[Start of Attachment]
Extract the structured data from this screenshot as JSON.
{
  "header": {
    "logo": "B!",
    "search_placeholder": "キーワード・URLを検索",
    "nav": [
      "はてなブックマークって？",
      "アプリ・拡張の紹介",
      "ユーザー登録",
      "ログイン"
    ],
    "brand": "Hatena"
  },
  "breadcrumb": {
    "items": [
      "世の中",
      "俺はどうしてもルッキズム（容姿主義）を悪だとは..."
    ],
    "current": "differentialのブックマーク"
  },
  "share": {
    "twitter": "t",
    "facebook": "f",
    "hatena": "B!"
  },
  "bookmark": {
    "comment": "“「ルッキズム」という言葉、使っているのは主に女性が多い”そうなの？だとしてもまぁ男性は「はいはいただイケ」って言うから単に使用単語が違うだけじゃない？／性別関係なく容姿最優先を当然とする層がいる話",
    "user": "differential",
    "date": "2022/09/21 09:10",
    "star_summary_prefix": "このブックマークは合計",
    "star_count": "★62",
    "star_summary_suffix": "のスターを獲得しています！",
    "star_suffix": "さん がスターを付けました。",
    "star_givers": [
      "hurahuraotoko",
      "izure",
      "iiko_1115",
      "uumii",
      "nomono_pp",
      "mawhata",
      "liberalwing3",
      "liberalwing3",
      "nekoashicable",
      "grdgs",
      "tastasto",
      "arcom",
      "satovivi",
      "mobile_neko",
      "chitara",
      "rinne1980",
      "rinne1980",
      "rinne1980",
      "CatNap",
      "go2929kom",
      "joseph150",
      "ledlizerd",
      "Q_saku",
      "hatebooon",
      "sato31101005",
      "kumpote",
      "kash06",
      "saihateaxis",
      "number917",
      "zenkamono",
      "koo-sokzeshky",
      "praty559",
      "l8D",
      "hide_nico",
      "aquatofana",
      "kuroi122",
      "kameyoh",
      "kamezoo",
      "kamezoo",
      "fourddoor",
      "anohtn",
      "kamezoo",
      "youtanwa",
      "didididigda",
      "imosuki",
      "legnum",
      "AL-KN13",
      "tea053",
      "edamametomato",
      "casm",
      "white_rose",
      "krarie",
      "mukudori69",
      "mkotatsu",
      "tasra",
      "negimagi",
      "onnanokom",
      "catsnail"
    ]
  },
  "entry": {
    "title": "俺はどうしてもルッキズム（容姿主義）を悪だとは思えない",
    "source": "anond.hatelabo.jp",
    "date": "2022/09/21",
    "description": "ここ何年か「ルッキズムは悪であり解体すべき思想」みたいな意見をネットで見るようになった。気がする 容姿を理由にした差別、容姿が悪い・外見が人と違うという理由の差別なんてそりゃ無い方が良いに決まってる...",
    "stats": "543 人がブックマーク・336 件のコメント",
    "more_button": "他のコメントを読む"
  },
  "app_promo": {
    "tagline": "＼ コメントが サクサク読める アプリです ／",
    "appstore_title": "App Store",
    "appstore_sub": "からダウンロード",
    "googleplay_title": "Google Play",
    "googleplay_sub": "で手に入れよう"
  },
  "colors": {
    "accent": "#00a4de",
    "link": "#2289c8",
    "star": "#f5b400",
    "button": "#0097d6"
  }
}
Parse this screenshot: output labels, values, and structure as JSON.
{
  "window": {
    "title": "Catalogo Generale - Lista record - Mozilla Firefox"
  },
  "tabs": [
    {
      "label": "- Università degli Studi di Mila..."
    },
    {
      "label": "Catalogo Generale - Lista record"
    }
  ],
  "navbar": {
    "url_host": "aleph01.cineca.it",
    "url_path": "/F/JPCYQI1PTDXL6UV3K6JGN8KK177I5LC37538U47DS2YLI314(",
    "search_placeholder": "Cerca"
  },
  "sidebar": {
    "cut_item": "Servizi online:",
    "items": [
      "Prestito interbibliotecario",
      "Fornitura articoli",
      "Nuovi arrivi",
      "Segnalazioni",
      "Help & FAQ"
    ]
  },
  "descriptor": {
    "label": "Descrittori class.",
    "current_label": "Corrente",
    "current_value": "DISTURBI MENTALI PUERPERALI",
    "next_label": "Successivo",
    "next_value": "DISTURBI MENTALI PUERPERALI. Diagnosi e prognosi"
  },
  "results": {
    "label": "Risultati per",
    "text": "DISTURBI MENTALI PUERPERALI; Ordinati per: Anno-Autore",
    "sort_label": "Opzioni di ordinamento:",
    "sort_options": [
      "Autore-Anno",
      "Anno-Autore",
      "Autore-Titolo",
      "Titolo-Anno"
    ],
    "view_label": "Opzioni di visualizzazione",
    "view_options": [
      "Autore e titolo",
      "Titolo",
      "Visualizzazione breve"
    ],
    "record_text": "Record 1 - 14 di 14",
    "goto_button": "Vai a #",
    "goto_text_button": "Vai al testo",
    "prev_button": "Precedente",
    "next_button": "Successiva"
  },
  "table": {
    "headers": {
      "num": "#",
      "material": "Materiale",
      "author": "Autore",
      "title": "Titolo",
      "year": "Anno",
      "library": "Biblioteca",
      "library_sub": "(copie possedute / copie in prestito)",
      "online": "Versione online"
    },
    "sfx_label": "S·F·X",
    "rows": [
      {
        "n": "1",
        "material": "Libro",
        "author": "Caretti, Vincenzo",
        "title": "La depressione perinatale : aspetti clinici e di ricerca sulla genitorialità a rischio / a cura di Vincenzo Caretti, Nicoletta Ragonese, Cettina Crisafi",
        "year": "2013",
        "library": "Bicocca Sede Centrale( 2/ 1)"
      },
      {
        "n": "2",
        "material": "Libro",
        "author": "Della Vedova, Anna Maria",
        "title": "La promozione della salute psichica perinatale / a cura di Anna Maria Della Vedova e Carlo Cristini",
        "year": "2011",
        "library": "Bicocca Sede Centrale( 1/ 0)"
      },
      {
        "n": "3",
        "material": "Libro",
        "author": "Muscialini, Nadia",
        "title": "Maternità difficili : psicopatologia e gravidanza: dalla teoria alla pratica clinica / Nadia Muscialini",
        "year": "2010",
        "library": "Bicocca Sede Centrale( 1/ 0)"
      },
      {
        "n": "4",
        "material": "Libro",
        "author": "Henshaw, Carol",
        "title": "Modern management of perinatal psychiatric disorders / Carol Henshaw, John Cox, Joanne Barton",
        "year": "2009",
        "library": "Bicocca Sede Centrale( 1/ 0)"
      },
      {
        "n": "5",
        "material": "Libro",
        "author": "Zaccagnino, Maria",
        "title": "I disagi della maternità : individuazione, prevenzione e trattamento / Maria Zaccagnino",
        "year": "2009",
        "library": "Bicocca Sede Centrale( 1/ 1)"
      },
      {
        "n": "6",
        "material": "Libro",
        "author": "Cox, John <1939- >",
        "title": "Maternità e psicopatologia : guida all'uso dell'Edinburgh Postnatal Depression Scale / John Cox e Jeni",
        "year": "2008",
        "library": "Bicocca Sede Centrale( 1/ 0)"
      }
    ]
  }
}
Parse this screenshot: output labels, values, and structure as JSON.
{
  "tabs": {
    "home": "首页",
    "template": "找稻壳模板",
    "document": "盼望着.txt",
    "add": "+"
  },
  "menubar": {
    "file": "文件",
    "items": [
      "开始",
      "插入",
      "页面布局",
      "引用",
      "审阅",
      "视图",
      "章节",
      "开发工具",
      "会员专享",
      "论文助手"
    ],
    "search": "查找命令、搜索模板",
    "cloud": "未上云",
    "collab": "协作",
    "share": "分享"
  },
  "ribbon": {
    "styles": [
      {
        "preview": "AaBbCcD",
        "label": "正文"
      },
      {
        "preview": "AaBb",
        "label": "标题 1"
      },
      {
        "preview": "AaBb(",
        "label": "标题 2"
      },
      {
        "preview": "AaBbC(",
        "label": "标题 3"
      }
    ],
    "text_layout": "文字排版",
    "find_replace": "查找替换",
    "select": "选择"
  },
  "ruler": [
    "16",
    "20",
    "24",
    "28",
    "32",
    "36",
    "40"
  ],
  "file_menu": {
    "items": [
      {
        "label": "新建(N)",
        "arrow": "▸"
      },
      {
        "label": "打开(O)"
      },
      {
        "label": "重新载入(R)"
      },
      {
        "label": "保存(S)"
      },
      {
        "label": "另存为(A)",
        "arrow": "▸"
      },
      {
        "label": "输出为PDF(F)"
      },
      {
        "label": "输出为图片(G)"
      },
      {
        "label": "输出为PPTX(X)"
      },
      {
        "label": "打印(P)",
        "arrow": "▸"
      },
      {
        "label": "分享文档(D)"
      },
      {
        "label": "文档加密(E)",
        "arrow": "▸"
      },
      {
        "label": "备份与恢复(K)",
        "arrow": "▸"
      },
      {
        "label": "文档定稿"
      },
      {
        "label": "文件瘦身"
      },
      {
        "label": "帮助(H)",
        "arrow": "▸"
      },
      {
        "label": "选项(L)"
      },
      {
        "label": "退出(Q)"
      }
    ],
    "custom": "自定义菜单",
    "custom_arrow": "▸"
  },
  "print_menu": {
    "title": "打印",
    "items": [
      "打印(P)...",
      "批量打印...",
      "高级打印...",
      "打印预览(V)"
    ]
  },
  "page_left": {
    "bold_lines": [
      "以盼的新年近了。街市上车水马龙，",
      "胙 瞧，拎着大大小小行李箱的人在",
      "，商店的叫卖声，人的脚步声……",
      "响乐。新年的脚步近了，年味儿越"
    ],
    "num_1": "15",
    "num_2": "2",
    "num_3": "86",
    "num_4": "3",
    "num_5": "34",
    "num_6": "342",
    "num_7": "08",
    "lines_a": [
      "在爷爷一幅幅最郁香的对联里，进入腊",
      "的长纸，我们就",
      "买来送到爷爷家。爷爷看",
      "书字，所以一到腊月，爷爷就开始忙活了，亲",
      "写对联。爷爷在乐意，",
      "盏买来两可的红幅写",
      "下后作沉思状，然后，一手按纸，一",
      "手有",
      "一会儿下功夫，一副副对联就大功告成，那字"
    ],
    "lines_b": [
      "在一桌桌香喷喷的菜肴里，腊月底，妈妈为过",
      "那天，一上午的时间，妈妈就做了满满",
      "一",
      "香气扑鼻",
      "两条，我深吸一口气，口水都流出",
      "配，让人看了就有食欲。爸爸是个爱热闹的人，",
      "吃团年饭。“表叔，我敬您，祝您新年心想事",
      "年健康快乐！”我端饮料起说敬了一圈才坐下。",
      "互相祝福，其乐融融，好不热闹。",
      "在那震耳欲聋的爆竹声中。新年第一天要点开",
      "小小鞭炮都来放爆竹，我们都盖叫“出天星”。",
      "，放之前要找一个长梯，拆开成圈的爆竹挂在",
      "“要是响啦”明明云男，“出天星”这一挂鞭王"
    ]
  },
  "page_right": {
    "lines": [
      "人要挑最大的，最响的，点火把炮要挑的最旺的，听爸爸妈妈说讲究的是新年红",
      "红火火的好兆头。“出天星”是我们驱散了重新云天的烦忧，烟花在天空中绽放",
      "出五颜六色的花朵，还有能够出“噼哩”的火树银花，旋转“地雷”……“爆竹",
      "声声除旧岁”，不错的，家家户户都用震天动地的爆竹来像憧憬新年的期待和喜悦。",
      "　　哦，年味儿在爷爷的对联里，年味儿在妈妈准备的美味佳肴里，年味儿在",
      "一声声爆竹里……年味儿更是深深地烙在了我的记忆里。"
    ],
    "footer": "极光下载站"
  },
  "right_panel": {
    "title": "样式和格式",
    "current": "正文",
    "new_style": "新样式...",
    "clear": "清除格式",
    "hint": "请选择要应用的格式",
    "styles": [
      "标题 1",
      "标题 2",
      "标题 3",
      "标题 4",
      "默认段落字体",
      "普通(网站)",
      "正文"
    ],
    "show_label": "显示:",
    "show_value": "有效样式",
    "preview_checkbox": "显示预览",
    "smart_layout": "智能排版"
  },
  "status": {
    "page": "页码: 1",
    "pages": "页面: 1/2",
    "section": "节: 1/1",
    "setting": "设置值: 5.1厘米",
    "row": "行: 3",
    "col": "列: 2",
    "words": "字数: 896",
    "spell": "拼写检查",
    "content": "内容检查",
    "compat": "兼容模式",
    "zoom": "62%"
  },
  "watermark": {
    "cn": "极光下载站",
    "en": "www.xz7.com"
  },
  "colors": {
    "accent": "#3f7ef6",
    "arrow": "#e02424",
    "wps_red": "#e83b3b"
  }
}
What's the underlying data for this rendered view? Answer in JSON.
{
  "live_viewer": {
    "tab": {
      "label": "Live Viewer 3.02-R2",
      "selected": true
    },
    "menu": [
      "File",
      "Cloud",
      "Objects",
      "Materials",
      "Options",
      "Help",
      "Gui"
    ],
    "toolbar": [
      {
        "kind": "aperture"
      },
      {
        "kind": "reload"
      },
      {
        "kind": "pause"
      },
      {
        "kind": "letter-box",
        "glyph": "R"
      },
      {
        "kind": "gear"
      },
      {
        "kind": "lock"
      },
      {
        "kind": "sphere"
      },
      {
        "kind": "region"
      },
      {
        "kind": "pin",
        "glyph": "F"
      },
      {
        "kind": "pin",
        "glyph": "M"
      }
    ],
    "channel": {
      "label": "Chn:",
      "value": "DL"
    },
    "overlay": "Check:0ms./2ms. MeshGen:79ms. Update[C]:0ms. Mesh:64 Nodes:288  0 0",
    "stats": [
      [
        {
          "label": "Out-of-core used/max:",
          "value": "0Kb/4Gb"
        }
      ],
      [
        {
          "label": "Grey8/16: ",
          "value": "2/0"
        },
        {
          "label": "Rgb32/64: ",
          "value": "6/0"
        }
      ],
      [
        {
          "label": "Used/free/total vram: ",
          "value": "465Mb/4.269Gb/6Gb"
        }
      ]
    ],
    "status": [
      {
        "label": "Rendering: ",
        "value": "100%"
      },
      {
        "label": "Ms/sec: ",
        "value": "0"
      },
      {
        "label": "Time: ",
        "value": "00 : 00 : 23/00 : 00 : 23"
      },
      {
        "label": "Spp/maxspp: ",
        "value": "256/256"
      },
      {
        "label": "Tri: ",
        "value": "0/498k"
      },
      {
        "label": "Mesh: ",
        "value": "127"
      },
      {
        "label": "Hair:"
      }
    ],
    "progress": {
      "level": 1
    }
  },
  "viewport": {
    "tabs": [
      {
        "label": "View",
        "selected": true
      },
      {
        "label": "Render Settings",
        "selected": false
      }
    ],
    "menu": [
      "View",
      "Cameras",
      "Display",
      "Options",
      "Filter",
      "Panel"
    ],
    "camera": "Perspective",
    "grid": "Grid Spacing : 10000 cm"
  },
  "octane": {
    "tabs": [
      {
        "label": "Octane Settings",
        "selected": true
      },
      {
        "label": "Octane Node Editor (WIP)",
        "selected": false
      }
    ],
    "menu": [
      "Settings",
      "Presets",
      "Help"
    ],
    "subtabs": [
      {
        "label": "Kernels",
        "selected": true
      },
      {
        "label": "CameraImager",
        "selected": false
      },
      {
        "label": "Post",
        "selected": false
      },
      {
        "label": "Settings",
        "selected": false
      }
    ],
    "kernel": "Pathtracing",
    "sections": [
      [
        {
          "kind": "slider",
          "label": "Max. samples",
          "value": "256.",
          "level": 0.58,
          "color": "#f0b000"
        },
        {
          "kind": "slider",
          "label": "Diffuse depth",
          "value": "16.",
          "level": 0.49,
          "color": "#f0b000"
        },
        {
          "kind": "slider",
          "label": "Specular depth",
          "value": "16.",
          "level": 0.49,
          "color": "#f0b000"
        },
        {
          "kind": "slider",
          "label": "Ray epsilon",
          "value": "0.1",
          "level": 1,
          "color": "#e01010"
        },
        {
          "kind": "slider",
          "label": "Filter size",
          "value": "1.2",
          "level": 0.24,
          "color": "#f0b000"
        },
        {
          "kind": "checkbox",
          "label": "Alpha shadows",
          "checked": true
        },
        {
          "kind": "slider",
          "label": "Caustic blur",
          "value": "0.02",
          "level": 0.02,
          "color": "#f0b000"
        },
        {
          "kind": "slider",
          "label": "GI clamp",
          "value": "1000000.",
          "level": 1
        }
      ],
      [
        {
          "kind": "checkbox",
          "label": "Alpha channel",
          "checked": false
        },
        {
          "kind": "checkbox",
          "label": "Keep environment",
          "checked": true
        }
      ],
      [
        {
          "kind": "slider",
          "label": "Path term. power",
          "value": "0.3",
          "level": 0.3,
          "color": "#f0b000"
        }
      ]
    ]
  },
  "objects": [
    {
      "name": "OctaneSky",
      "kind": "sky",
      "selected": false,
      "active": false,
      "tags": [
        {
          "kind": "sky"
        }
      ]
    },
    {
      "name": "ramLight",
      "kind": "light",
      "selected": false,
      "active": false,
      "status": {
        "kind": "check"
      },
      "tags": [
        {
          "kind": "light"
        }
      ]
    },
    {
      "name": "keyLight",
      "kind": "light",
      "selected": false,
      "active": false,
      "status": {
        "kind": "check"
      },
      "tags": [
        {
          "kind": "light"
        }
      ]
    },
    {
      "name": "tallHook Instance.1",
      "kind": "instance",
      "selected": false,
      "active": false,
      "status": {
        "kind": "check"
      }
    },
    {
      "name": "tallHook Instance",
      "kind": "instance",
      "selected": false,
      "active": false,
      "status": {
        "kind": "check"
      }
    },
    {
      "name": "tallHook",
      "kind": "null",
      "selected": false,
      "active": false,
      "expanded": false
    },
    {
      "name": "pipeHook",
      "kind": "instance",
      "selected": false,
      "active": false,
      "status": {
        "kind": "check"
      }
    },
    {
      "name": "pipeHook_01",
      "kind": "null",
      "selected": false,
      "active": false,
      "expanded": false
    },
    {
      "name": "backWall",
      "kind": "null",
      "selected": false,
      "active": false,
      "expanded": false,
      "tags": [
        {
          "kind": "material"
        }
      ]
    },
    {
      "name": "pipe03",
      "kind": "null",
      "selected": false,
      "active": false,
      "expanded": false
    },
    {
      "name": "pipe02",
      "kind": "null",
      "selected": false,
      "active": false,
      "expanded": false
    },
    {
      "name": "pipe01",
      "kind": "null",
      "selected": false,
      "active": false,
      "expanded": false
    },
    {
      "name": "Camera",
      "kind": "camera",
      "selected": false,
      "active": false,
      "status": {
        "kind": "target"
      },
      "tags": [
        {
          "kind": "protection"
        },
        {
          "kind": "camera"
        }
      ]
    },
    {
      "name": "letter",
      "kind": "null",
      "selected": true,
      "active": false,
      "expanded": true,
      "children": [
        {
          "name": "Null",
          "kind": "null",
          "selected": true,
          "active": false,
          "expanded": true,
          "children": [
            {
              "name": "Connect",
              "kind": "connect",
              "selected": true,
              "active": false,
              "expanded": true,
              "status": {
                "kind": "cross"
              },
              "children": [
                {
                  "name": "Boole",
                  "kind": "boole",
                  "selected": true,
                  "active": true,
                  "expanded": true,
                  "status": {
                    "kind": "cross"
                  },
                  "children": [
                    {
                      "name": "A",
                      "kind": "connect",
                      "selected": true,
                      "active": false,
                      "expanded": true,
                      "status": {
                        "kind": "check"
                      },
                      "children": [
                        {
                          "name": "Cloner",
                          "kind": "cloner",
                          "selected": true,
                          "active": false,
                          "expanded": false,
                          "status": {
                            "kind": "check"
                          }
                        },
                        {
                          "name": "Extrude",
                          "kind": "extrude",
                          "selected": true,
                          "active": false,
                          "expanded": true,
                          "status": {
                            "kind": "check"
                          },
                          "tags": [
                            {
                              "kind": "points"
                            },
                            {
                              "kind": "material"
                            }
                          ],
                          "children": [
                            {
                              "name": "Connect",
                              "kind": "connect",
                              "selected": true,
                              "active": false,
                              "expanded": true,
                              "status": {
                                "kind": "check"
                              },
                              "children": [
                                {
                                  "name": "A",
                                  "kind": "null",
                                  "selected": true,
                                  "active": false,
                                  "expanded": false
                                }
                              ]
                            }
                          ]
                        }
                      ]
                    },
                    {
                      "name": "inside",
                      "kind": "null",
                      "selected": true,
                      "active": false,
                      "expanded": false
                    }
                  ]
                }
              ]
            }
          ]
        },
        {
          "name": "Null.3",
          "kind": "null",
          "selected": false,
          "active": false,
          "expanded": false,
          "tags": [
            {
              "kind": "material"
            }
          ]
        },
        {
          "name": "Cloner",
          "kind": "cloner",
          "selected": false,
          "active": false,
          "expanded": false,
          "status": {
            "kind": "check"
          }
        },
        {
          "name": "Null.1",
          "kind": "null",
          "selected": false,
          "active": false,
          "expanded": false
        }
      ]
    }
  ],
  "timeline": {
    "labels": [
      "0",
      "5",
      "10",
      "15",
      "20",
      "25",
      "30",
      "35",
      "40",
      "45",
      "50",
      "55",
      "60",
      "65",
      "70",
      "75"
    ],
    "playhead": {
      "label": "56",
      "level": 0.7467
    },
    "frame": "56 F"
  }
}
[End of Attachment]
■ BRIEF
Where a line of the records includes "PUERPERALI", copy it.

■ SOLUTION TO THIS EXERCISE
    "current_value": "DISTURBI MENTALI PUERPERALI",
    "next_value": "DISTURBI MENTALI PUERPERALI. Diagnosi e prognosi"
    "text": "DISTURBI MENTALI PUERPERALI; Ordinati per: Anno-Autore",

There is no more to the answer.